_TASK BRIEF_.
Read the data, and whenever a line holds the word "true", report that line.

_Dataset records_.
╔══

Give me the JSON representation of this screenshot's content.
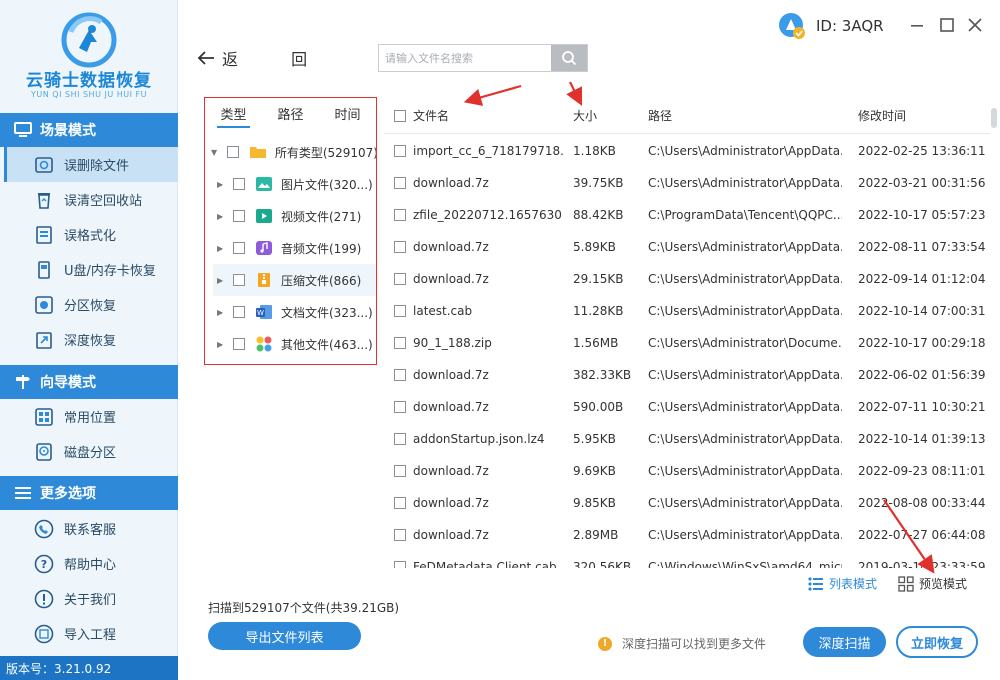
{
  "app": {
    "title": "云骑士数据恢复",
    "subtitle": "YUN QI SHI SHU JU HUI FU",
    "version": "版本号：3.21.0.92",
    "user_id": "ID: 3AQR",
    "accent": "#2e8ad8"
  },
  "sidebar": {
    "sections": [
      {
        "title": "场景模式",
        "icon": "monitor-icon",
        "items": [
          {
            "label": "误删除文件",
            "icon": "delete-file-icon",
            "active": true
          },
          {
            "label": "误清空回收站",
            "icon": "recycle-bin-icon"
          },
          {
            "label": "误格式化",
            "icon": "format-icon"
          },
          {
            "label": "U盘/内存卡恢复",
            "icon": "usb-drive-icon"
          },
          {
            "label": "分区恢复",
            "icon": "partition-icon"
          },
          {
            "label": "深度恢复",
            "icon": "deep-recovery-icon"
          }
        ]
      },
      {
        "title": "向导模式",
        "icon": "signpost-icon",
        "items": [
          {
            "label": "常用位置",
            "icon": "windows-icon"
          },
          {
            "label": "磁盘分区",
            "icon": "disk-icon"
          }
        ]
      },
      {
        "title": "更多选项",
        "icon": "menu-icon",
        "items": [
          {
            "label": "联系客服",
            "icon": "phone-icon"
          },
          {
            "label": "帮助中心",
            "icon": "help-icon"
          },
          {
            "label": "关于我们",
            "icon": "info-icon"
          },
          {
            "label": "导入工程",
            "icon": "import-icon"
          }
        ]
      }
    ]
  },
  "nav": {
    "back_label": "返 回",
    "search_placeholder": "请输入文件名搜索"
  },
  "tree": {
    "tabs": [
      "类型",
      "路径",
      "时间"
    ],
    "active_tab": 0,
    "items": [
      {
        "label": "所有类型(529107)",
        "icon": "folder-icon",
        "expanded": true
      },
      {
        "label": "图片文件(320...)",
        "icon": "image-icon"
      },
      {
        "label": "视频文件(271)",
        "icon": "video-icon"
      },
      {
        "label": "音频文件(199)",
        "icon": "audio-icon"
      },
      {
        "label": "压缩文件(866)",
        "icon": "archive-icon",
        "selected": true
      },
      {
        "label": "文档文件(323...)",
        "icon": "document-icon"
      },
      {
        "label": "其他文件(463...)",
        "icon": "other-icon"
      }
    ]
  },
  "table": {
    "headers": {
      "name": "文件名",
      "size": "大小",
      "path": "路径",
      "time": "修改时间"
    },
    "rows": [
      {
        "name": "import_cc_6_718179718...",
        "size": "1.18KB",
        "path": "C:\\Users\\Administrator\\AppData...",
        "time": "2022-02-25 13:36:11"
      },
      {
        "name": "download.7z",
        "size": "39.75KB",
        "path": "C:\\Users\\Administrator\\AppData...",
        "time": "2022-03-21 00:31:56"
      },
      {
        "name": "zfile_20220712.1657630...",
        "size": "88.42KB",
        "path": "C:\\ProgramData\\Tencent\\QQPC...",
        "time": "2022-10-17 05:57:23"
      },
      {
        "name": "download.7z",
        "size": "5.89KB",
        "path": "C:\\Users\\Administrator\\AppData...",
        "time": "2022-08-11 07:33:54"
      },
      {
        "name": "download.7z",
        "size": "29.15KB",
        "path": "C:\\Users\\Administrator\\AppData...",
        "time": "2022-09-14 01:12:04"
      },
      {
        "name": "latest.cab",
        "size": "11.28KB",
        "path": "C:\\Users\\Administrator\\AppData...",
        "time": "2022-10-14 07:00:31"
      },
      {
        "name": "90_1_188.zip",
        "size": "1.56MB",
        "path": "C:\\Users\\Administrator\\Docume...",
        "time": "2022-10-17 00:29:18"
      },
      {
        "name": "download.7z",
        "size": "382.33KB",
        "path": "C:\\Users\\Administrator\\AppData...",
        "time": "2022-06-02 01:56:39"
      },
      {
        "name": "download.7z",
        "size": "590.00B",
        "path": "C:\\Users\\Administrator\\AppData...",
        "time": "2022-07-11 10:30:21"
      },
      {
        "name": "addonStartup.json.lz4",
        "size": "5.95KB",
        "path": "C:\\Users\\Administrator\\AppData...",
        "time": "2022-10-14 01:39:13"
      },
      {
        "name": "download.7z",
        "size": "9.69KB",
        "path": "C:\\Users\\Administrator\\AppData...",
        "time": "2022-09-23 08:11:01"
      },
      {
        "name": "download.7z",
        "size": "9.85KB",
        "path": "C:\\Users\\Administrator\\AppData...",
        "time": "2022-08-08 00:33:44"
      },
      {
        "name": "download.7z",
        "size": "2.89MB",
        "path": "C:\\Users\\Administrator\\AppData...",
        "time": "2022-07-27 06:44:08"
      },
      {
        "name": "FeDMetadata.Client.cab",
        "size": "320.56KB",
        "path": "C:\\Windows\\WinSxS\\amd64_micr...",
        "time": "2019-03-14 23:33:59"
      }
    ]
  },
  "footer": {
    "view_list": "列表模式",
    "view_preview": "预览模式",
    "scan_info": "扫描到529107个文件(共39.21GB)",
    "export_button": "导出文件列表",
    "hint": "深度扫描可以找到更多文件",
    "deep_scan_button": "深度扫描",
    "recover_button": "立即恢复"
  }
}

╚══

_EXERCISE RESULT_.
            "active": true
        "expanded": true
        "selected": true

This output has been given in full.